- **RECORDS TO USE**
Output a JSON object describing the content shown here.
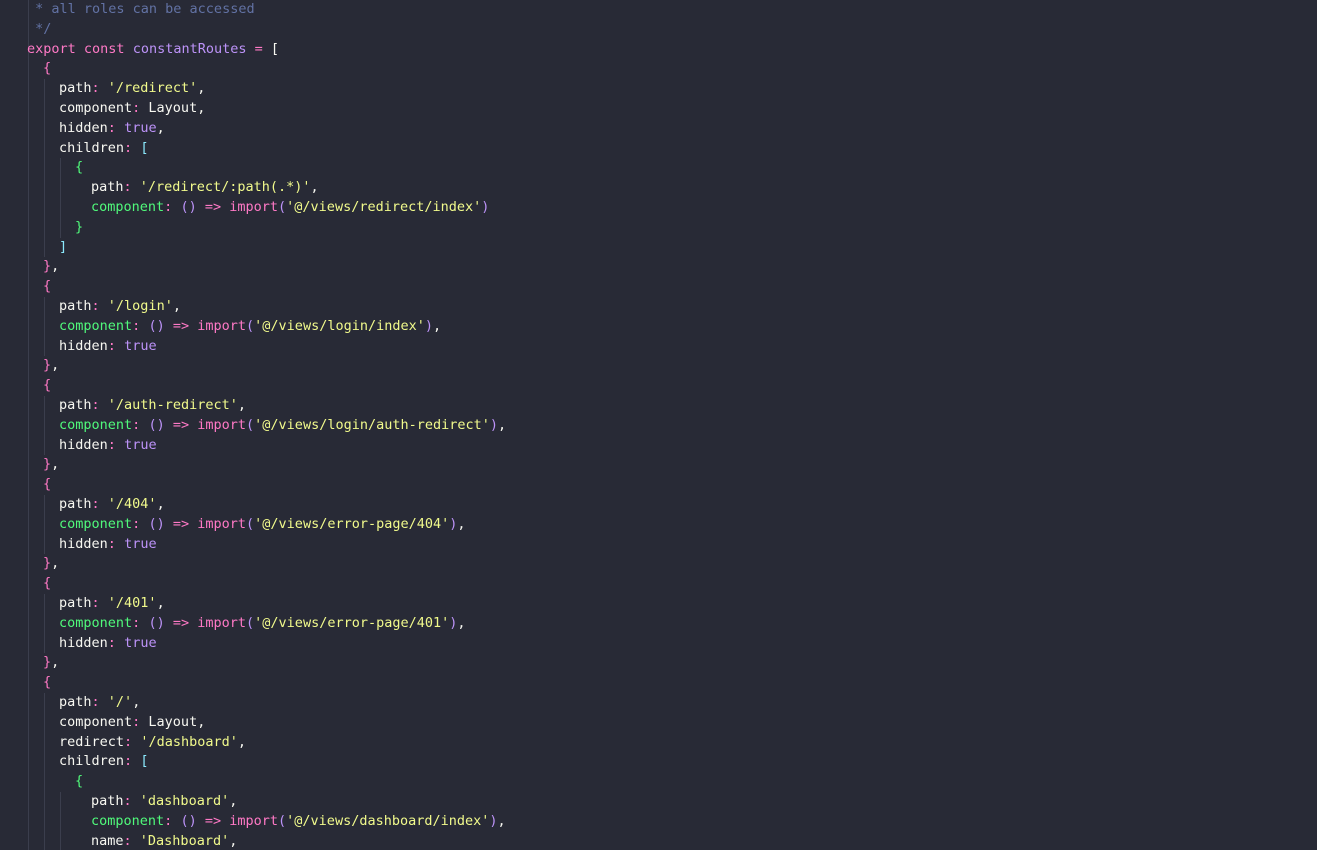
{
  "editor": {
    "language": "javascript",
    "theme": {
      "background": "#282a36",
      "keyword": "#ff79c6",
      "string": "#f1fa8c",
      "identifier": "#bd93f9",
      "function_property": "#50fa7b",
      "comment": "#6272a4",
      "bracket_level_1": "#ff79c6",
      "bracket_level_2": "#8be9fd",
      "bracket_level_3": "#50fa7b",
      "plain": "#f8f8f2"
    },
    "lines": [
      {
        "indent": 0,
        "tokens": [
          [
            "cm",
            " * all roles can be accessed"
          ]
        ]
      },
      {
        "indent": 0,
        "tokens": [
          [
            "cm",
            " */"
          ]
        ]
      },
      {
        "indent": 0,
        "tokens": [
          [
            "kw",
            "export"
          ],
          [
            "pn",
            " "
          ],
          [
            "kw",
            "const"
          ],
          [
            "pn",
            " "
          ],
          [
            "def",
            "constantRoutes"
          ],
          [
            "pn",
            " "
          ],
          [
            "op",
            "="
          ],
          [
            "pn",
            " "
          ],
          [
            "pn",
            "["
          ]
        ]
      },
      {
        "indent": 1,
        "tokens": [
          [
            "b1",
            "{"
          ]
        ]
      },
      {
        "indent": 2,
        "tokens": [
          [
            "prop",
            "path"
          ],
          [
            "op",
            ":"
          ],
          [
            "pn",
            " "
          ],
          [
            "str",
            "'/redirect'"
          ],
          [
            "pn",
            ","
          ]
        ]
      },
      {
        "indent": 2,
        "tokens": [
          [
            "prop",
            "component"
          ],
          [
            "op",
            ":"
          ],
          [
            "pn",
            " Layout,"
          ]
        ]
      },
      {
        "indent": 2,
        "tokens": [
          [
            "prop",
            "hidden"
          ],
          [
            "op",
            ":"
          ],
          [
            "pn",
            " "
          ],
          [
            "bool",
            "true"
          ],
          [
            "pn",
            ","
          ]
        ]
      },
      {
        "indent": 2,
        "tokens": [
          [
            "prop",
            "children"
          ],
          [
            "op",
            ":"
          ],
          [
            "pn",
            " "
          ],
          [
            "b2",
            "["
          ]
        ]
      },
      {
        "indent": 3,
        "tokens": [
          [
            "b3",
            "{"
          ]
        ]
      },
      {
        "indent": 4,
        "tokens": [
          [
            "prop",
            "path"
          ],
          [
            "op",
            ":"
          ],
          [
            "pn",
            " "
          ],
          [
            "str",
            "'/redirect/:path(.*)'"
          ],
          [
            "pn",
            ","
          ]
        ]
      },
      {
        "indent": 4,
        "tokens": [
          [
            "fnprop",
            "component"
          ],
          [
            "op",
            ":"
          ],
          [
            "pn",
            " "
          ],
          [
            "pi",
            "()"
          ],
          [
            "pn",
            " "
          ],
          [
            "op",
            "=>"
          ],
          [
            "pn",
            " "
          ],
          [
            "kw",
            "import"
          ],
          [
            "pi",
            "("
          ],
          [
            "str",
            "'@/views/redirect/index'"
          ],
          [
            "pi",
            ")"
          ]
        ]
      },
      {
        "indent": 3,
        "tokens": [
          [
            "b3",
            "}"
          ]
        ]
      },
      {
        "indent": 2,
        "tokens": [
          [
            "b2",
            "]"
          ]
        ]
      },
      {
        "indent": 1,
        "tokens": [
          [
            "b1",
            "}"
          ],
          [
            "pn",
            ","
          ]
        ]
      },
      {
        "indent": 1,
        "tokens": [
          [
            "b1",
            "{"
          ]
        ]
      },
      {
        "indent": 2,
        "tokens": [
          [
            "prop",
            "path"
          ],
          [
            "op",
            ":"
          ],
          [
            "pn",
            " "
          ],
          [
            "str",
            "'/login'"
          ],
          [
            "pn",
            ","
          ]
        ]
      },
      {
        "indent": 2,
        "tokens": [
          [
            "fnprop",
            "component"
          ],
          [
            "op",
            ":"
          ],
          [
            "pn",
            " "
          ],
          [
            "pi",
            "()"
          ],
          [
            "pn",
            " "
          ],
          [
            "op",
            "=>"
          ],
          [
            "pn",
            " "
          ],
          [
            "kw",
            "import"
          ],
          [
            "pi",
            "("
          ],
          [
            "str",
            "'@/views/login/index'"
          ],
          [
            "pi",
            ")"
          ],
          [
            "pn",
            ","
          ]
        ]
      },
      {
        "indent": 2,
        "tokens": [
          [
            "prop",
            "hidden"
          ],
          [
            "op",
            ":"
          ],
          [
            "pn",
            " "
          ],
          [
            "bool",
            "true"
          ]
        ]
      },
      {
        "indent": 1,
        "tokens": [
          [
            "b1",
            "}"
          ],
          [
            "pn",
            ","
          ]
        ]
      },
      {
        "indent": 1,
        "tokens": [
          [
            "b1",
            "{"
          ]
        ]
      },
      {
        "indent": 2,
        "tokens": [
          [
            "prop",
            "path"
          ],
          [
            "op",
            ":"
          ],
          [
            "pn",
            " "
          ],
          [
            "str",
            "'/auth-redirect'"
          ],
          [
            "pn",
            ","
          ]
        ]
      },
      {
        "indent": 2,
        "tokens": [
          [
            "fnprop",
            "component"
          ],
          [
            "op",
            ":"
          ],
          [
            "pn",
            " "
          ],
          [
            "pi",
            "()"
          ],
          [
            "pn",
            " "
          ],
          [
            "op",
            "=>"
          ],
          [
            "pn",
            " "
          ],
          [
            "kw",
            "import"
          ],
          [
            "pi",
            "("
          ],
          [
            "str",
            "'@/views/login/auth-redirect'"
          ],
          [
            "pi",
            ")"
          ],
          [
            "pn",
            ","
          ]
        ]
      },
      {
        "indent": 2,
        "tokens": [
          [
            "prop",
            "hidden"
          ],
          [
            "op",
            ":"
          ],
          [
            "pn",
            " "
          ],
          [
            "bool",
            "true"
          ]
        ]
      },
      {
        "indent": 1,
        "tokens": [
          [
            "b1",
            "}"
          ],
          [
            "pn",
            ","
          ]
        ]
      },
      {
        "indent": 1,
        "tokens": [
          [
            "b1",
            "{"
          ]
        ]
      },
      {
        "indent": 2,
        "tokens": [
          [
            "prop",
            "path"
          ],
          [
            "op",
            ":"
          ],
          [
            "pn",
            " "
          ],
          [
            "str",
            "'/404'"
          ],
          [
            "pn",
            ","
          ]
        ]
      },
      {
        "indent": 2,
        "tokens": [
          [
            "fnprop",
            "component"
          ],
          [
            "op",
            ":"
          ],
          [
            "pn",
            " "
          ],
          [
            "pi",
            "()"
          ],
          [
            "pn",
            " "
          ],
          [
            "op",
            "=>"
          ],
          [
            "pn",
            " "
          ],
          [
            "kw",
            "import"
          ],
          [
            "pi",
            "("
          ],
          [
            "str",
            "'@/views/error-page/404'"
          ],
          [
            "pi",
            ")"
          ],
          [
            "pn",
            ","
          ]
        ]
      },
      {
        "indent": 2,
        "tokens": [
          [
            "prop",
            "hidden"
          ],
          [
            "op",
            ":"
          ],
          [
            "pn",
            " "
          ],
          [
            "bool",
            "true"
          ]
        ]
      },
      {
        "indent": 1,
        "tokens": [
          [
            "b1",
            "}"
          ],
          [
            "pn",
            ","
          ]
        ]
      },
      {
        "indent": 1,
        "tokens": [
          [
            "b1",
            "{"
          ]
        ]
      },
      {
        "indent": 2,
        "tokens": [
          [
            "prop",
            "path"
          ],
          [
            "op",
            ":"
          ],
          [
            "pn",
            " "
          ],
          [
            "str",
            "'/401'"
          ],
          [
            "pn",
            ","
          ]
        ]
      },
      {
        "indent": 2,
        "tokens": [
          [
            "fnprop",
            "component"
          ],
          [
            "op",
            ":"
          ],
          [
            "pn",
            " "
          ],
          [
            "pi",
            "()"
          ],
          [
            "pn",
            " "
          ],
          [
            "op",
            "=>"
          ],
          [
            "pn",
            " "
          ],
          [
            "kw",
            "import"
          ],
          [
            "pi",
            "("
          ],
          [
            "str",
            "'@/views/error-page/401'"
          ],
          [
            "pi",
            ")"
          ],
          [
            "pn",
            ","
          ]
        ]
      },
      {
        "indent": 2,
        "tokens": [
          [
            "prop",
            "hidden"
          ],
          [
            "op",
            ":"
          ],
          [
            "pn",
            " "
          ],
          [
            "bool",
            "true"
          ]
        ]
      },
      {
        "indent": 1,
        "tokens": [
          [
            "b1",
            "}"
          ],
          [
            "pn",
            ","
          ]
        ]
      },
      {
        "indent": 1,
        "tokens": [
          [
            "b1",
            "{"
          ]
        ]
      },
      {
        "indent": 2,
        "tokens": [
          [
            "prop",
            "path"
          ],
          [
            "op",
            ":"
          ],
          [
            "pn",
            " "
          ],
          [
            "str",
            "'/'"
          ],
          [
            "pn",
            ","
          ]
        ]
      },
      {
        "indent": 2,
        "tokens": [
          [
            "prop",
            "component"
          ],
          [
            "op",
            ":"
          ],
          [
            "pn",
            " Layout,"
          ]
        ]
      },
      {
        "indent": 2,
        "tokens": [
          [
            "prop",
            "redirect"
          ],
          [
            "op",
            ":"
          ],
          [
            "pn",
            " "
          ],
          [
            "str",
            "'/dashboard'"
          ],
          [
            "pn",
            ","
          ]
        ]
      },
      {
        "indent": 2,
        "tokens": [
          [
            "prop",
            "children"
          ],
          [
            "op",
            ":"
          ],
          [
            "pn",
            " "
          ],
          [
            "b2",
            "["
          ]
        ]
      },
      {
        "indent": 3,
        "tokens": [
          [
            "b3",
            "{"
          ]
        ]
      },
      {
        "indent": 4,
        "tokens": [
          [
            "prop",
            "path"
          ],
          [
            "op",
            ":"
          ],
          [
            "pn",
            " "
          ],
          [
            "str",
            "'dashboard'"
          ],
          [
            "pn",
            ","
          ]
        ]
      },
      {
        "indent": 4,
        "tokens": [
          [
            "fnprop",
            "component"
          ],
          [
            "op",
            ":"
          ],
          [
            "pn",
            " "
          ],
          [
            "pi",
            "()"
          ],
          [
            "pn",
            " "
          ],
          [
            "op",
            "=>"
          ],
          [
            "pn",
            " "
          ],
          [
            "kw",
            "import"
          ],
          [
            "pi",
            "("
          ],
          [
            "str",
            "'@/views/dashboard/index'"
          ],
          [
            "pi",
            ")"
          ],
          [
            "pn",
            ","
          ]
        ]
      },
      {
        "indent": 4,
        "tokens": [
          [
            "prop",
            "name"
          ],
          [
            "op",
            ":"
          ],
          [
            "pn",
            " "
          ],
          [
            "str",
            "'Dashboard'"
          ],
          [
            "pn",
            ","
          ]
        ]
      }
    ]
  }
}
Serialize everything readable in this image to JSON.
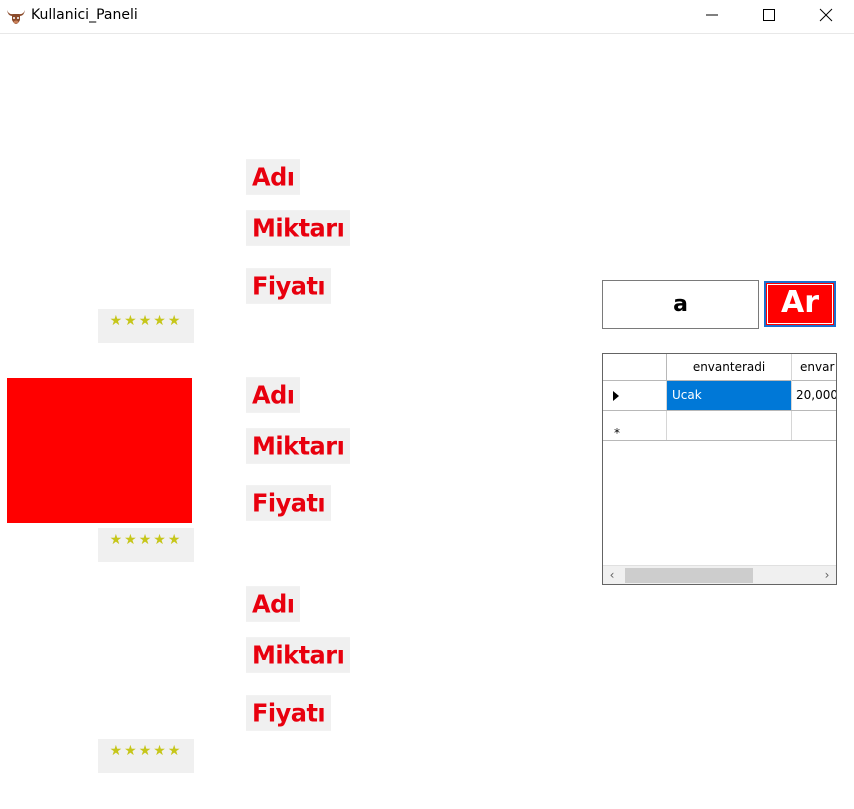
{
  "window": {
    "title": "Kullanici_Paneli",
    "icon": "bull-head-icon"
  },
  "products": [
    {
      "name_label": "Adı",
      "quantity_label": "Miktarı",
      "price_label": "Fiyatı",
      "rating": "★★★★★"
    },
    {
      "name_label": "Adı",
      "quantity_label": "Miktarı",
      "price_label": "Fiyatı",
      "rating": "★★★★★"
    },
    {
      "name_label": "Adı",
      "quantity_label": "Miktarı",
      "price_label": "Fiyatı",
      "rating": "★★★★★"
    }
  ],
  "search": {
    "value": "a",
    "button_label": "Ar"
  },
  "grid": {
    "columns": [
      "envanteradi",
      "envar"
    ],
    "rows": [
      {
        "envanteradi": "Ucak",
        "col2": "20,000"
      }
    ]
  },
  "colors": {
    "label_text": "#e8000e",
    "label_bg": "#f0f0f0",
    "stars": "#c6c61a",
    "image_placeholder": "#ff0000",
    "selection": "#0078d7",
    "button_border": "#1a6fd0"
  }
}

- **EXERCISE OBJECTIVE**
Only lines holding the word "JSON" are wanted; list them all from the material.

- **RESPONSE AREA**
Output a JSON object describing the content shown here.
Serialize everything readable in this image to JSON.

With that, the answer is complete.